Skip to content
Search events. View events.

All Categories

Submit Events

Welcome to Active Data Calendar. Please use the Help button to the right for any assistance while using the Calendar.

Click for help in using calendar displays. Print the contents of the current screen.

Advanced Search

(New Search)

Event Details
Notify me if this event changes.Add this event to my personal calendar.Email this event to a friend.
Go Back
Tyrus Berry "What geometries can we learn from data?."
Start Date: 11/15/2017Start Time: 3:00 PM
End Date: 11/15/2017End Time: 4:00 PM
Event Description:
Speaker: Tyrus Berry,George Mason University
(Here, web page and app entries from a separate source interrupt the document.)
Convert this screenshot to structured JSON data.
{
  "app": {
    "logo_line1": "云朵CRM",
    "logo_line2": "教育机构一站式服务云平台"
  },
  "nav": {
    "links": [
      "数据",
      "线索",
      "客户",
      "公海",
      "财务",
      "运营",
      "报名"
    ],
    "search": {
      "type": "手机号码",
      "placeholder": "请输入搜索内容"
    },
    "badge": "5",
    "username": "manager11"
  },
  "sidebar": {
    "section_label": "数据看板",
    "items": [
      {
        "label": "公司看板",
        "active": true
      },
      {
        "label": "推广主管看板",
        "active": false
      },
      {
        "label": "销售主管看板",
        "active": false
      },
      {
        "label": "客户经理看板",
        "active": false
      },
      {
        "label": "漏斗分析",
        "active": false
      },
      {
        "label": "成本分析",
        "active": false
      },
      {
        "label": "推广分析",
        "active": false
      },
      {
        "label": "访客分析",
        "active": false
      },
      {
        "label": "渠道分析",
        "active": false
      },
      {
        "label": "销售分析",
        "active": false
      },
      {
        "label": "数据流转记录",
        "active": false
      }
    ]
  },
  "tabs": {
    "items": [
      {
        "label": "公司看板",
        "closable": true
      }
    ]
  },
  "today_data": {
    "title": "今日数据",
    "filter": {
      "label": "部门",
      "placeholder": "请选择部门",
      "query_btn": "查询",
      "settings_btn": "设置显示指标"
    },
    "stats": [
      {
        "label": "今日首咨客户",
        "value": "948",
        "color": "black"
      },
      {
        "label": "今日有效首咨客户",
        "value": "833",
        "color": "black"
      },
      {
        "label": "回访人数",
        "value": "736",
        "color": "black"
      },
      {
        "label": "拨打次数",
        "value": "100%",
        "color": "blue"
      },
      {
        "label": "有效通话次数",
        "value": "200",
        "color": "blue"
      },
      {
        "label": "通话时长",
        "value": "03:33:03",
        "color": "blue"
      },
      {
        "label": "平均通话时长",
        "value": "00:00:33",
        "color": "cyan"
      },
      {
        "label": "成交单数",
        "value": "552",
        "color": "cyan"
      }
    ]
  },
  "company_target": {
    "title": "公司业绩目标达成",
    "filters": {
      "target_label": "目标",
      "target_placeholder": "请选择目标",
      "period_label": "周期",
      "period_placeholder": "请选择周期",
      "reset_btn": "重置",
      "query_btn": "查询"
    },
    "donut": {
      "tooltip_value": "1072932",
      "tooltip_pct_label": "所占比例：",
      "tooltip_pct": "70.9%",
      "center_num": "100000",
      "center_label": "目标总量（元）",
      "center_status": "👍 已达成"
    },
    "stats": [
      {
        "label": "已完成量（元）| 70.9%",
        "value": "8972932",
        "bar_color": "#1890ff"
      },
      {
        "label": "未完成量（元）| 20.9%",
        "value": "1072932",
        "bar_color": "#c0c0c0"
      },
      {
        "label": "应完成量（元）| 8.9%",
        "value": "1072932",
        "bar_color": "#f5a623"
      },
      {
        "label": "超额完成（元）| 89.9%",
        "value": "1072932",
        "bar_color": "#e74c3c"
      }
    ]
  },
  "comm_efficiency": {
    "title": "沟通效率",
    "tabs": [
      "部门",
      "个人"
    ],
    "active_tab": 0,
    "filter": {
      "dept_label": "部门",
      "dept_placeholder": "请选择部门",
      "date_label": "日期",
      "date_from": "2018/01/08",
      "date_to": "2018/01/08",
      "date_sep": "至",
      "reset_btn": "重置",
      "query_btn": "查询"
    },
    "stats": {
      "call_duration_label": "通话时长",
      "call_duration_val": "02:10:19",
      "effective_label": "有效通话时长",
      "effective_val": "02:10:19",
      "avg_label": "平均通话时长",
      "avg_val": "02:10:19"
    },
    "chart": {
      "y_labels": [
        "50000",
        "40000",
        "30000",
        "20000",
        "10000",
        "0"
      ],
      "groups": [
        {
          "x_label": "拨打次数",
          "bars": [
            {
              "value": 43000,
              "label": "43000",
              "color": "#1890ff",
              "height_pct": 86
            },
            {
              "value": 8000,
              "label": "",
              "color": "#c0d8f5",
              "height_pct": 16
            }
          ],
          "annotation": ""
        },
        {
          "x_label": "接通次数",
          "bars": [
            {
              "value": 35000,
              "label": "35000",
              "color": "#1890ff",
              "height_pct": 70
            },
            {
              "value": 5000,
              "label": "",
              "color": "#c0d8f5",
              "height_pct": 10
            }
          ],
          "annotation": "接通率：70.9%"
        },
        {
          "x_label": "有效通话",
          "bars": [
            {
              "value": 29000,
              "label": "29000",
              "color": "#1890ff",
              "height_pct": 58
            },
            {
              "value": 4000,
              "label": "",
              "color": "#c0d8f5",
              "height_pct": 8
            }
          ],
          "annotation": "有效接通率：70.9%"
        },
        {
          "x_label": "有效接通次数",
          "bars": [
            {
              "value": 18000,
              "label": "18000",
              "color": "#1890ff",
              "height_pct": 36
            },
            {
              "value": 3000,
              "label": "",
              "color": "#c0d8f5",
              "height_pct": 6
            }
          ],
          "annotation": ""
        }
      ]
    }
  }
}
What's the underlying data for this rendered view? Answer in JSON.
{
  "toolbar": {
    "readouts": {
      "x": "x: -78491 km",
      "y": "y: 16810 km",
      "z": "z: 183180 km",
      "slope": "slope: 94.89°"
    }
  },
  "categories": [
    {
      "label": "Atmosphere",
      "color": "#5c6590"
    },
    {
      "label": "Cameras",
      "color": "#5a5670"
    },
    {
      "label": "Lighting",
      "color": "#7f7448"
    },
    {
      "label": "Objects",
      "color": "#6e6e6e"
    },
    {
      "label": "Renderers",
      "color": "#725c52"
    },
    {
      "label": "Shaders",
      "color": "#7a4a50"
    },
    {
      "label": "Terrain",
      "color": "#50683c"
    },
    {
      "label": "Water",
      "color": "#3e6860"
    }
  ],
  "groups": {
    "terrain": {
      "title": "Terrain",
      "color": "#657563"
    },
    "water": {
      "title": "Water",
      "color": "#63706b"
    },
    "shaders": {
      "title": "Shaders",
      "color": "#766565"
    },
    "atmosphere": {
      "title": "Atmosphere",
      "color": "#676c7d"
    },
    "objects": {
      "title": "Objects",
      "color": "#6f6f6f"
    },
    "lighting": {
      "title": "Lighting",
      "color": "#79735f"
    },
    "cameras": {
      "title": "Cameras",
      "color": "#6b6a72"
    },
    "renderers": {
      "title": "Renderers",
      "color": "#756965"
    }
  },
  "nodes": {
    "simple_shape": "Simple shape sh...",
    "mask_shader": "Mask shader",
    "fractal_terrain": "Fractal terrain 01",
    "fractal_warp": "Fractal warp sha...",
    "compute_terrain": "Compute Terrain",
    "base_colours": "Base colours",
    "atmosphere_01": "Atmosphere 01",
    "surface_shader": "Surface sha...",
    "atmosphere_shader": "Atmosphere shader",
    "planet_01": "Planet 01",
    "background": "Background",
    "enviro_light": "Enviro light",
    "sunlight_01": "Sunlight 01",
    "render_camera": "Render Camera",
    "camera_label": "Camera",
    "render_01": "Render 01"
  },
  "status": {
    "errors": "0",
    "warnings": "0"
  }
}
Abstract: In the field of manifold learning, the foundational theoretical results of Coifman and Lafon (Diffusion Maps, 2006) showed that for data sampled near an embedded manifold, certain graph Laplacian constructions are consistent estimators of the Laplace-Beltrami operator on the underlying manifold. Since these operators determine the Riemannian metric, they completely describe the geometry of the manifold (as inherited from the embedding). It was later shown that different kernel functions could be used to recover any desired geometry, at least in terms of pointwise estimation of the associated Laplace-Beltrami operator. In this talk I will first briefly review the above results and then introduce new results on the spectral convergence of these graph Laplacians. These results reveal that not all geometries are accessible in the stronger spectral sense. However, when the data set is sampled from a smooth density, there is a natural conformally invariant geometry which is accessible on all compact manifolds, and even on a large class of non-compact manifolds. Moreover, the kernel which estimates this geometry has a very natural construction which we call Continuous k-Nearest Neighbors (CkNN).
Location Information:
Homewood - Hodson
Room: 203
Mathematics Department
Data Seminar

Calendar Software powered by Dude Solutions   
Select item(s) to Search
Select item(s) to Search
Select item(s) to Search
Select item(s) to Search
Copyright 2009, The Johns Hopkins University